If you find your entire life is subsumed by your practice, you’re not going to be very happy.
8. It’s easy to grow, hard to downsize. Be extremely selective about hiring staff. The practice of law can be lucrative when you’re running on a lean budget. What’s hard is to slave 80 hours a week, only to find all your hard earned cash has gone to your secretary, landlord, service providers, and to clients you were “doing favors” for.
9. Check your emails once or twice a day, not all day. Smartphones are the worst thing that has happened to the practice of law. Back in the old days, lawyers used to write each other thoughtful letters, send a fax, or perhaps even pick up the phone. Now you’re connected to your email 24/7/365, and often clients expect an immediate response.
First off, I will not send substantive emails from my phone. I will send a logistical email, but not a substantive one. I try not to respond to anything from my phone unless it’s critical.
When I’m in court all day, on a trial, I find it necessary to put up a vacation reminder saying that “I’m in court and have little access to email.”

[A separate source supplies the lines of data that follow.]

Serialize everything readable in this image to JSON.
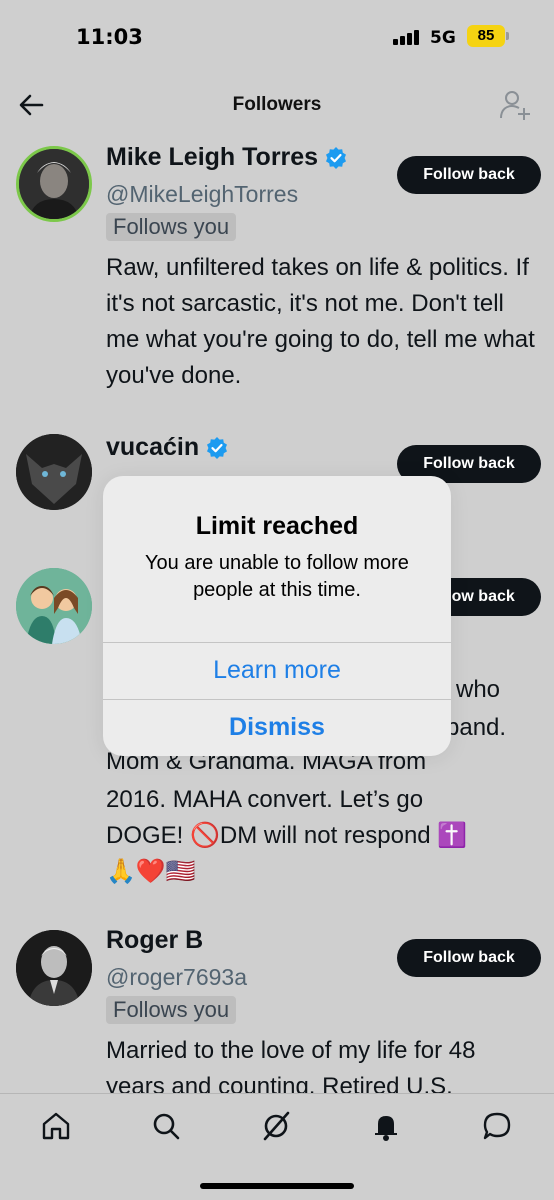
{
  "status": {
    "time": "11:03",
    "network": "5G",
    "battery": "85"
  },
  "nav": {
    "title": "Followers"
  },
  "followers": [
    {
      "name": "Mike Leigh Torres",
      "handle": "@MikeLeighTorres",
      "follows_you": "Follows you",
      "bio": "Raw, unfiltered takes on life & politics. If it's not sarcastic, it's not me. Don't tell me what you're going to do, tell me what you've done.",
      "button": "Follow back"
    },
    {
      "name": "vucaćin",
      "button": "Follow back"
    },
    {
      "button": "Follow back",
      "bio_lines": [
        "who",
        "band.",
        "Mom & Grandma. MAGA from",
        "2016. MAHA convert. Let’s go",
        "DOGE! 🚫DM will not respond ✝️",
        "🙏❤️🇺🇸"
      ]
    },
    {
      "name": "Roger B",
      "handle": "@roger7693a",
      "follows_you": "Follows you",
      "bio": "Married to the love of my life for 48 years and counting. Retired U.S.",
      "button": "Follow back"
    }
  ],
  "dialog": {
    "title": "Limit reached",
    "message": "You are unable to follow more people at this time.",
    "primary_action": "Learn more",
    "dismiss_action": "Dismiss"
  },
  "bottom_nav": [
    "home-icon",
    "search-icon",
    "grok-icon",
    "notifications-icon",
    "messages-icon"
  ],
  "colors": {
    "accent": "#1e7fe6",
    "verified": "#1d9bf0",
    "button_bg": "#0f1419",
    "battery": "#f5d312"
  }
}
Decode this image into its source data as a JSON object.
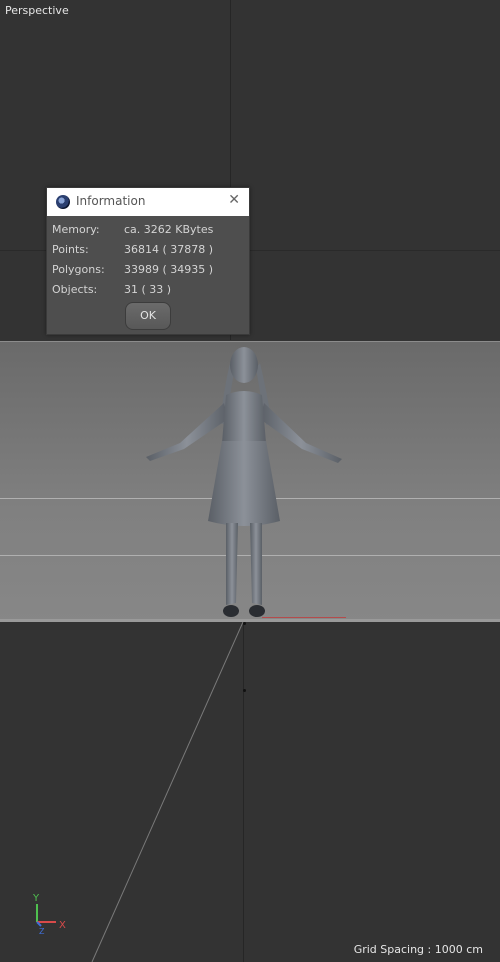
{
  "viewport": {
    "label": "Perspective",
    "grid_spacing": "Grid Spacing : 1000 cm"
  },
  "dialog": {
    "title": "Information",
    "icon": "cinema4d-logo-icon",
    "close_icon": "close-icon",
    "rows": [
      {
        "key": "Memory:",
        "value": "ca. 3262 KBytes"
      },
      {
        "key": "Points:",
        "value": "36814 ( 37878 )"
      },
      {
        "key": "Polygons:",
        "value": "33989 ( 34935 )"
      },
      {
        "key": "Objects:",
        "value": "31 ( 33 )"
      }
    ],
    "ok_label": "OK"
  },
  "axes": {
    "y": "Y",
    "z": "Z",
    "x": "X",
    "colors": {
      "y": "#4fc04f",
      "z": "#3f6fd8",
      "x": "#d84a4a"
    }
  }
}
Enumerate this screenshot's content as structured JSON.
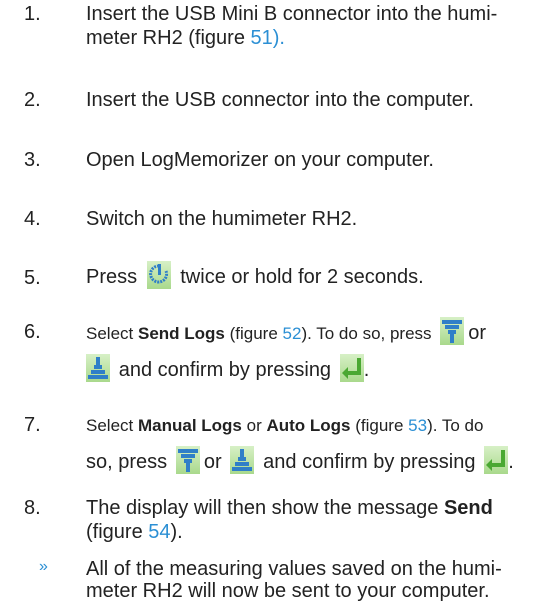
{
  "steps": [
    {
      "num": "1.",
      "text": "Insert the USB Mini B connector into the humi-",
      "text2": "meter RH2 (figure ",
      "fig": "51)."
    },
    {
      "num": "2.",
      "text": "Insert the USB connector into the computer."
    },
    {
      "num": "3.",
      "text": "Open LogMemorizer on your computer."
    },
    {
      "num": "4.",
      "text": "Switch on the humimeter RH2."
    },
    {
      "num": "5.",
      "pre": "Press",
      "post": "twice or hold for 2 seconds."
    },
    {
      "num": "6.",
      "a": "Select ",
      "bold": "Send Logs",
      "b": " (figure ",
      "fig": "52",
      "c": "). To do so, press",
      "d": "or",
      "e": "and confirm by pressing",
      "f": "."
    },
    {
      "num": "7.",
      "a": "Select ",
      "bold1": "Manual Logs",
      "or": " or ",
      "bold2": "Auto Logs",
      "b": " (figure ",
      "fig": "53",
      "c": "). To do",
      "so": "so, press",
      "d": "or",
      "e": "and confirm by pressing",
      "f": "."
    },
    {
      "num": "8.",
      "text": "The display will then show the message ",
      "bold": "Send",
      "text2": "(figure ",
      "fig": "54",
      "tail": ")."
    }
  ],
  "result": {
    "bullet": "»",
    "line1": "All of the measuring values saved on the humi-",
    "line2": "meter RH2 will now be sent to your computer."
  },
  "icons": {
    "power": "power-icon",
    "down": "arrow-down-icon",
    "up": "arrow-up-icon",
    "enter": "enter-icon"
  },
  "colors": {
    "link": "#2b8fd4",
    "icon_blue": "#2f7fc8",
    "icon_green": "#4aa832"
  }
}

I am debating taking the email function off my phone altogether. There really isn’t a need.
10. Run your practice, don’t let it run you. You have to enjoy your law practice to some degree. Your clients, your practice areas, whatever. Burnout happens when you feel like your practice is running you, rather than you running it. To quote Blink 182, “And she said it stopped being fun, I just bring her down.” When it stops being fun, you’ll bring your clients down with you.
If nothing is working, retool. Make it fun again. Fire bad clients. Even cut down on staff if need be. Figure out what’s working, and what’s not. Call some people who you haven’t talked to in awhile. You got into law and started your own practice for a reason.
Remember what that reason was, and go back to the basics.